### Your task:
From the data, return each line holding the word "time".

[Items from an interface collection]

• • • • • • •

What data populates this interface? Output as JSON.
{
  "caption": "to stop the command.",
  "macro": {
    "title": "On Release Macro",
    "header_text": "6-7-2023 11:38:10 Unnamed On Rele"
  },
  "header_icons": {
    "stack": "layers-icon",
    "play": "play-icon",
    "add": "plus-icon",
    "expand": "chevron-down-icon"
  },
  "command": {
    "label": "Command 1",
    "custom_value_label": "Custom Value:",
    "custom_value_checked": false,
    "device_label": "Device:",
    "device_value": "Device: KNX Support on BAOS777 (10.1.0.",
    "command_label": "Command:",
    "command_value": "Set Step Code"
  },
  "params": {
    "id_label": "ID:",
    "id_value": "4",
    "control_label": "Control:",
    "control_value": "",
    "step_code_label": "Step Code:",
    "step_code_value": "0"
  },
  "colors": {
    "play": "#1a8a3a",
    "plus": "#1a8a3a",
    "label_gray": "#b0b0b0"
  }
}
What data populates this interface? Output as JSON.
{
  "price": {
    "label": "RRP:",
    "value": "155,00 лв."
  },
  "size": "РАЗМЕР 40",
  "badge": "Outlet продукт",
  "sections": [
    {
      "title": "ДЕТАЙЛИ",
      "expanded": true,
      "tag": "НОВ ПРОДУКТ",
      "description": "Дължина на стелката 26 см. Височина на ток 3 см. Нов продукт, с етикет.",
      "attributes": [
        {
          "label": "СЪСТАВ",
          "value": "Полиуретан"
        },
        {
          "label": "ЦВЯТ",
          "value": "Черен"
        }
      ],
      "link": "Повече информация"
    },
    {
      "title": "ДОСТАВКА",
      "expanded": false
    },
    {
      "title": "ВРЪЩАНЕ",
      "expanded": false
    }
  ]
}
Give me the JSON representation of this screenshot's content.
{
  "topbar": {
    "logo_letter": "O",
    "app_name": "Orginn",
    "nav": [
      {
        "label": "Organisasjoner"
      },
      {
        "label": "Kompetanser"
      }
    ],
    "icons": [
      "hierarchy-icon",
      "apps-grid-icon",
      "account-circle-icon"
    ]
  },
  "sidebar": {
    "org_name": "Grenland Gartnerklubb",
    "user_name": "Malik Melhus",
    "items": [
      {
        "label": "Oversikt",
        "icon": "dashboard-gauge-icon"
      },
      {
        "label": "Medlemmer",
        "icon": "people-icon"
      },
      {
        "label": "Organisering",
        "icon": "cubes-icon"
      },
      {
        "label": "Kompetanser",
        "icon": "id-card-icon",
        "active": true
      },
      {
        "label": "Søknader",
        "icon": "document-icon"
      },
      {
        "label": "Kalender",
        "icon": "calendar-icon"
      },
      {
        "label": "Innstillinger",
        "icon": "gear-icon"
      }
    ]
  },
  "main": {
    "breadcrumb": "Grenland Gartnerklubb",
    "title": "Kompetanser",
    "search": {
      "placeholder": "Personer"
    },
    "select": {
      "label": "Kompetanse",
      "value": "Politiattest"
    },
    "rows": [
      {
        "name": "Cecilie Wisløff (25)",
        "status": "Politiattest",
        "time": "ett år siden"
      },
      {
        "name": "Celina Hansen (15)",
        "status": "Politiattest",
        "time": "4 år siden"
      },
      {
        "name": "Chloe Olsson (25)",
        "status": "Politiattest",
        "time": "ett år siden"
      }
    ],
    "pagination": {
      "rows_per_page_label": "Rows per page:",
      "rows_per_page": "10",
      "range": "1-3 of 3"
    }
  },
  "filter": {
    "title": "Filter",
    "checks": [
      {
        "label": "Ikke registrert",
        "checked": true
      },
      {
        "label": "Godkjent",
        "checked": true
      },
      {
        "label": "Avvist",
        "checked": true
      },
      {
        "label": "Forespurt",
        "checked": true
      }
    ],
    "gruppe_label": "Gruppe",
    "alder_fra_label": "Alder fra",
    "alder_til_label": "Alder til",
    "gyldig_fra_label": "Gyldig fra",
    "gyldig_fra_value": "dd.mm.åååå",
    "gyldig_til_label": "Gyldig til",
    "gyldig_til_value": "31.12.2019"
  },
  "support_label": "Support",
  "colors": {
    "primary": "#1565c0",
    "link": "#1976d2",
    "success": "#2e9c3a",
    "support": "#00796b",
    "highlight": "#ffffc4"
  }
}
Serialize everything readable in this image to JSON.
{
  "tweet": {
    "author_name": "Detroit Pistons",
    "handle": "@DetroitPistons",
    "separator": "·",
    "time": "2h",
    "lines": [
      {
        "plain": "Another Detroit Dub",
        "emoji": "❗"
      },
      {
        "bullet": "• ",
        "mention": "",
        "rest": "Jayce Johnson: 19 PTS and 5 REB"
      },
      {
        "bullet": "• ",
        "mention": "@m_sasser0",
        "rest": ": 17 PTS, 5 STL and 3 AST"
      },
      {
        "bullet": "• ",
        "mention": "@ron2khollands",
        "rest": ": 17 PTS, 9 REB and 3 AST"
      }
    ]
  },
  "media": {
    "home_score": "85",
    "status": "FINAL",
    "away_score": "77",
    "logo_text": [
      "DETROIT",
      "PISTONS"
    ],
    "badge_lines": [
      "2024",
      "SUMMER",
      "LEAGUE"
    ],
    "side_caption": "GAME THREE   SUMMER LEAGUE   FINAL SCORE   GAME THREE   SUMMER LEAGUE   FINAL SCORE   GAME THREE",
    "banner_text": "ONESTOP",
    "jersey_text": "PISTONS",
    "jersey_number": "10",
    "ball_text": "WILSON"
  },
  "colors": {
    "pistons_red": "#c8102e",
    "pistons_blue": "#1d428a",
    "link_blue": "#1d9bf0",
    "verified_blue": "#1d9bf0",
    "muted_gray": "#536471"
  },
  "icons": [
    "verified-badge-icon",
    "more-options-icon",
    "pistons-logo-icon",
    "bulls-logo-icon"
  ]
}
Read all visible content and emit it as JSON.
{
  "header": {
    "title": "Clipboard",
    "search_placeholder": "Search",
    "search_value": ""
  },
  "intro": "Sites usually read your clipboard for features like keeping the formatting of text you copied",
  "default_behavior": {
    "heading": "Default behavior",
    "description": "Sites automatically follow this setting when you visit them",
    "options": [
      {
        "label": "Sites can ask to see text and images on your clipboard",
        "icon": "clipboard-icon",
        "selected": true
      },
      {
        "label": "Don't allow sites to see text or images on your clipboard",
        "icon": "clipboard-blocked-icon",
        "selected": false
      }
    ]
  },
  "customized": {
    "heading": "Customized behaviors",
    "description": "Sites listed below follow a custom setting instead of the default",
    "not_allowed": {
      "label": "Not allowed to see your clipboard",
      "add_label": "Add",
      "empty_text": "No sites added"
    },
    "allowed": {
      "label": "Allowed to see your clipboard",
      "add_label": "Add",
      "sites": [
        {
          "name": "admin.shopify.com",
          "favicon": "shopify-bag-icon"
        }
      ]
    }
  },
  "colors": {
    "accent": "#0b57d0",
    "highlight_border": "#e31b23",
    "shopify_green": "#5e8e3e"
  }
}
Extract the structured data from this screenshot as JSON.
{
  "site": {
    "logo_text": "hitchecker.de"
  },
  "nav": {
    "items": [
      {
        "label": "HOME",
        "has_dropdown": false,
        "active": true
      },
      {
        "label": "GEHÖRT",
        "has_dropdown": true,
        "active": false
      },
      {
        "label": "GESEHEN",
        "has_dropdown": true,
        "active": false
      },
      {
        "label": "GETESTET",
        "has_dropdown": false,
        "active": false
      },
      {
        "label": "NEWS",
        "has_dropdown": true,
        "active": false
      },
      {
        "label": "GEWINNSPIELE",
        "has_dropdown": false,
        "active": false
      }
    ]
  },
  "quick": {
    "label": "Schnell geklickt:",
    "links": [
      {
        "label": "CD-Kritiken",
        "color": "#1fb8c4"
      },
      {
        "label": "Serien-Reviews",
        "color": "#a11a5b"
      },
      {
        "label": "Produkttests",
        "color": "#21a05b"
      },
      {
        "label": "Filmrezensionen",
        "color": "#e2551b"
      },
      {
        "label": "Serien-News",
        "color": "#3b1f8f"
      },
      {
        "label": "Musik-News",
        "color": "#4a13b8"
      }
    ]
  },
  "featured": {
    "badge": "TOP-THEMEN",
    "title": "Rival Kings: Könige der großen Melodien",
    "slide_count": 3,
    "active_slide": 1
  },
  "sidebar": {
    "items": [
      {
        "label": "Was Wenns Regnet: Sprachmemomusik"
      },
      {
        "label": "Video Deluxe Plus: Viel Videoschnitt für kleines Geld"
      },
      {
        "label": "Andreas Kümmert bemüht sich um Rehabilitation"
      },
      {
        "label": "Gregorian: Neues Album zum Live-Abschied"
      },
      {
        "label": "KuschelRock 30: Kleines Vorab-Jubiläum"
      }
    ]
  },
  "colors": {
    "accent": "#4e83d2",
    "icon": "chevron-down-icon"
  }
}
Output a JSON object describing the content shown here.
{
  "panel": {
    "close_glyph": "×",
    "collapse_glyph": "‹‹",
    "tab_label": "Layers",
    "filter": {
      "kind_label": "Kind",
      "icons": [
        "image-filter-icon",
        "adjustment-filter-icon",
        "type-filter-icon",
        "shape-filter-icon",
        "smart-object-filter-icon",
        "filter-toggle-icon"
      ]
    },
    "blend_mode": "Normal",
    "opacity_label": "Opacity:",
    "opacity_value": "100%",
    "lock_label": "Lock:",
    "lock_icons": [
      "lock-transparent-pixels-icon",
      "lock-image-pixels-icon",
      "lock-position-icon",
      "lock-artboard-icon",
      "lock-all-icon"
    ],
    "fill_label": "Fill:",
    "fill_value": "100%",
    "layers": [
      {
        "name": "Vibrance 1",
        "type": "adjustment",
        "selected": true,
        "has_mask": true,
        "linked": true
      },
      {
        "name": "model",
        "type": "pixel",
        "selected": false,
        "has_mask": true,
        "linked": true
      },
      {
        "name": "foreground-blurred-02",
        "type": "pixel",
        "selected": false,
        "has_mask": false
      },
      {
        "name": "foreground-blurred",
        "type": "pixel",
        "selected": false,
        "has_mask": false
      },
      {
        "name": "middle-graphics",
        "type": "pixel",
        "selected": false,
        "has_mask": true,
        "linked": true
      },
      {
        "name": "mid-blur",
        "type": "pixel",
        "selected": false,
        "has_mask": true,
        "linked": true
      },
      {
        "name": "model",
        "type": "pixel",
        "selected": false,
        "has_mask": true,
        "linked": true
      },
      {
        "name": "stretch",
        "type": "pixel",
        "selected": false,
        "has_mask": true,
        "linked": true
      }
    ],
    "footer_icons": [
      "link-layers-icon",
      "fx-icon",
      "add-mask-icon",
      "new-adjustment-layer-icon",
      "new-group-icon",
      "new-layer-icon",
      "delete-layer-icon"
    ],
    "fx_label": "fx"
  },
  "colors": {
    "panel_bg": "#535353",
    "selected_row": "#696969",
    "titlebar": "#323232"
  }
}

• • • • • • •

### Solution to this problem:
        "time": "ett år siden"
        "time": "4 år siden"
        "time": "ett år siden"
    "time": "2h",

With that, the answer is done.